DONALD WINDHAM, American novelist and memoirist, born (d: 2010); Of Donald Windham’s novels, the best known, perhaps is Two People, a lovely book about an affair between a married American businessman and a Roman boy. Despite his own considerable talents, Windham may very likely wind up being remembered, like the parts played in endless movies by Ralph Bellamy, as someone else’s best friend.
The “someone else,” in Windham’s case was Tennessee Williams. Windham was nineteen when he met the twenty-eight year old Williams. The two had in common their ambitions as young writers, their Southern backgrounds, their lack of money in pre-war New York, and their sexuality. Eventually they decided to collaborate on a play, and while Windham stayed in New York, Williams wandered between Provincetown, Mass, and other places in search of boys and a quiet retreat in which to write.
During those years began a correspondence which Windham collected and finally published in 1977. Although Williams published his own rather disappointing autobiography, the Windham letters, with the novelist’s excellent annotations, are the real, albeit incomplete, Tennessee Williams memoir. The letters are dazzling, unguarded, racy, funny, and, above all, revealing of every flattering and not so flattering aspect of the famous playwright over a twenty-five year period.
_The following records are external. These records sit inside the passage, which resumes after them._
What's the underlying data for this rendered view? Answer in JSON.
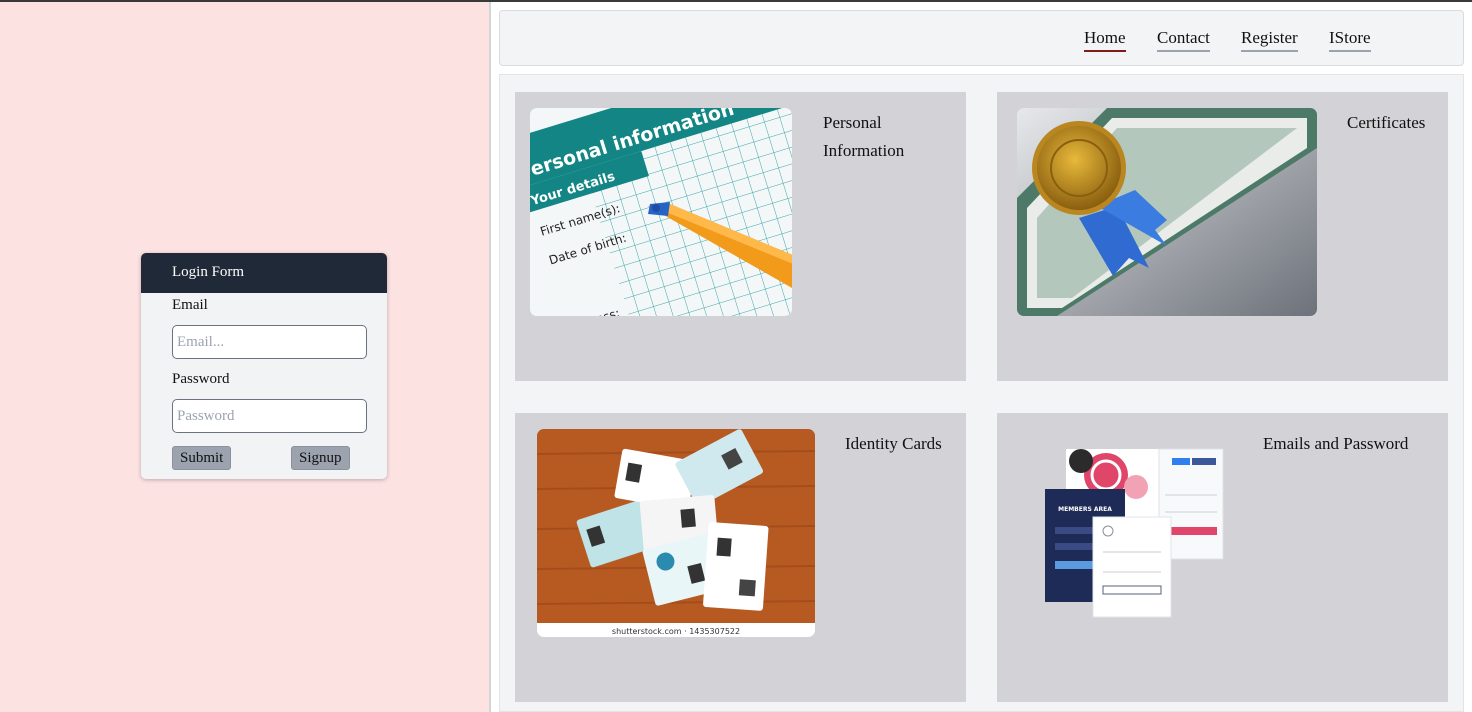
{
  "login": {
    "title": "Login Form",
    "email_label": "Email",
    "email_placeholder": "Email...",
    "email_value": "",
    "password_label": "Password",
    "password_placeholder": "Password",
    "password_value": "",
    "submit_label": "Submit",
    "signup_label": "Signup"
  },
  "nav": {
    "items": [
      {
        "label": "Home",
        "active": true
      },
      {
        "label": "Contact",
        "active": false
      },
      {
        "label": "Register",
        "active": false
      },
      {
        "label": "IStore",
        "active": false
      }
    ]
  },
  "cards": [
    {
      "title_line1": "Personal",
      "title_line2": "Information",
      "image_icon": "personal-information-form-image",
      "image_texts": [
        "Personal information",
        "Your details",
        "First name(s):",
        "Date of birth:",
        "Address:"
      ]
    },
    {
      "title": "Certificates",
      "image_icon": "certificate-seal-image"
    },
    {
      "title": "Identity Cards",
      "image_icon": "identity-cards-image",
      "image_caption": "shutterstock.com · 1435307522"
    },
    {
      "title": "Emails and Password",
      "image_icon": "login-forms-mockup-image",
      "image_texts": [
        "MEMBERS AREA"
      ]
    }
  ],
  "colors": {
    "left_bg": "#fde2e2",
    "login_header": "#1f2937",
    "nav_active_underline": "#7f1d1d",
    "card_bg": "#d2d2d7"
  }
}
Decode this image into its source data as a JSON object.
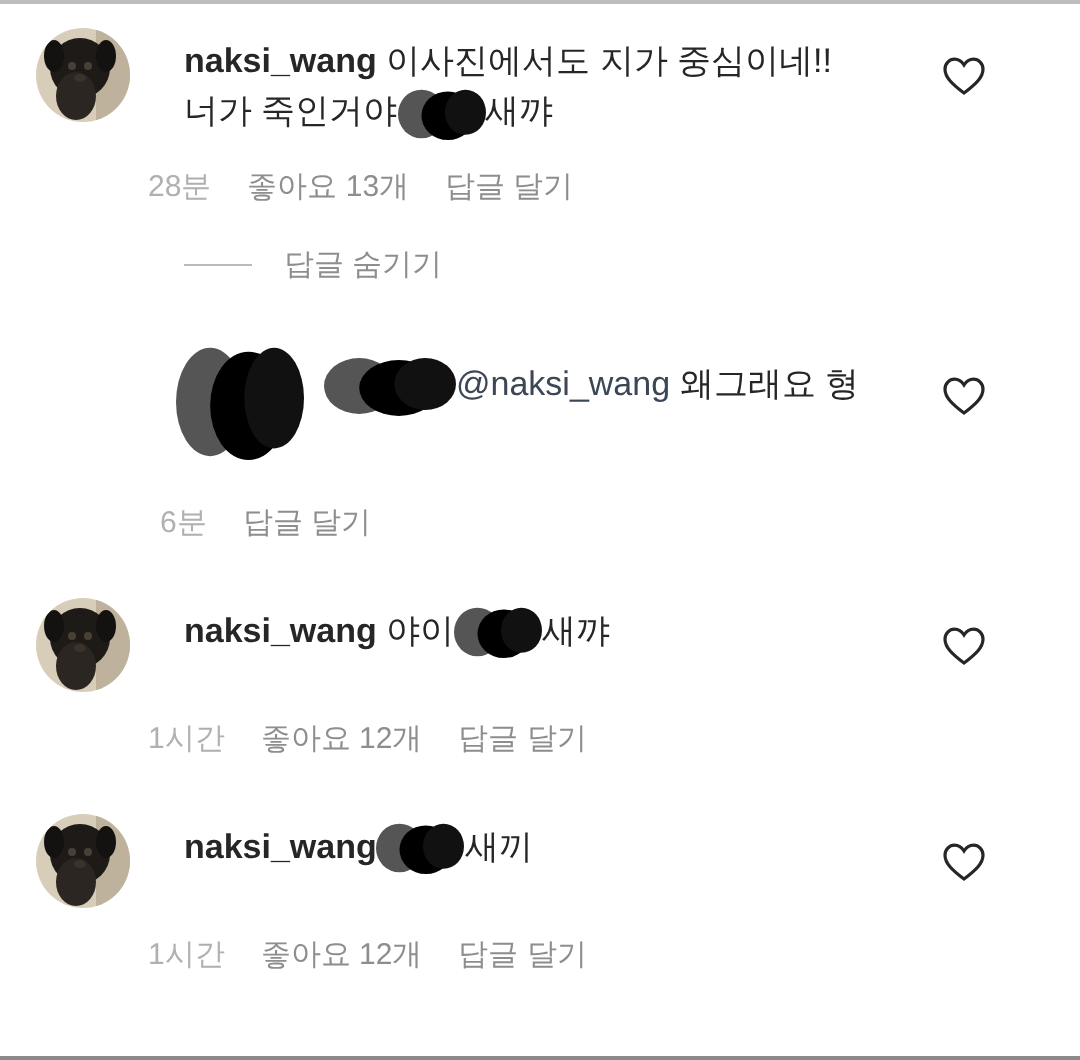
{
  "comments": [
    {
      "avatar": {
        "kind": "picture"
      },
      "author": "naksi_wang",
      "body": [
        {
          "kind": "text",
          "text": "이사진에서도 지가 중심이네!!"
        },
        {
          "kind": "newline"
        },
        {
          "kind": "text",
          "text": "너가 죽인거야"
        },
        {
          "kind": "redaction"
        },
        {
          "kind": "text",
          "text": "새꺄"
        }
      ],
      "liked": false,
      "time": "28분",
      "likes": "좋아요 13개",
      "reply_action": "답글 달기",
      "hide_replies": "답글 숨기기",
      "replies": [
        {
          "avatar": {
            "kind": "redaction"
          },
          "body": [
            {
              "kind": "redaction"
            },
            {
              "kind": "mention",
              "text": "@naksi_wang"
            },
            {
              "kind": "text",
              "text": "왜그래요 형"
            }
          ],
          "liked": false,
          "time": "6분",
          "reply_action": "답글 달기"
        }
      ]
    },
    {
      "avatar": {
        "kind": "picture"
      },
      "author": "naksi_wang",
      "body": [
        {
          "kind": "text",
          "text": "야이"
        },
        {
          "kind": "redaction"
        },
        {
          "kind": "text",
          "text": "새꺄"
        }
      ],
      "liked": false,
      "time": "1시간",
      "likes": "좋아요 12개",
      "reply_action": "답글 달기"
    },
    {
      "avatar": {
        "kind": "picture"
      },
      "author": "naksi_wang",
      "body": [
        {
          "kind": "redaction"
        },
        {
          "kind": "text",
          "text": "새끼"
        }
      ],
      "liked": false,
      "time": "1시간",
      "likes": "좋아요 12개",
      "reply_action": "답글 달기"
    }
  ]
}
While his relationship with Williams was strained by the publication of the letters, Windham remained a friend of Truman Capote until Capote’s death.
Windham also met and befriended such diverse figures as Lincoln Kirstein, Pavel Tchelitchew and Paul Cadmus. Windham’s novels include the The Dog Star (1950), praised by André Gide and Thomas Mann, The Hero Continues (1960), which was likely based on Williams, and Tanaquil (1972), based on the life of George Platt Lynes. Lost Friendships, a memoir of his friendship with Capote and Williams, was published in 1987. It was regarded by some as his best book. Homosexuality is one of many themes treated in his work. Windham died June 1st 2010, at his home in Manhattan at the age of 89.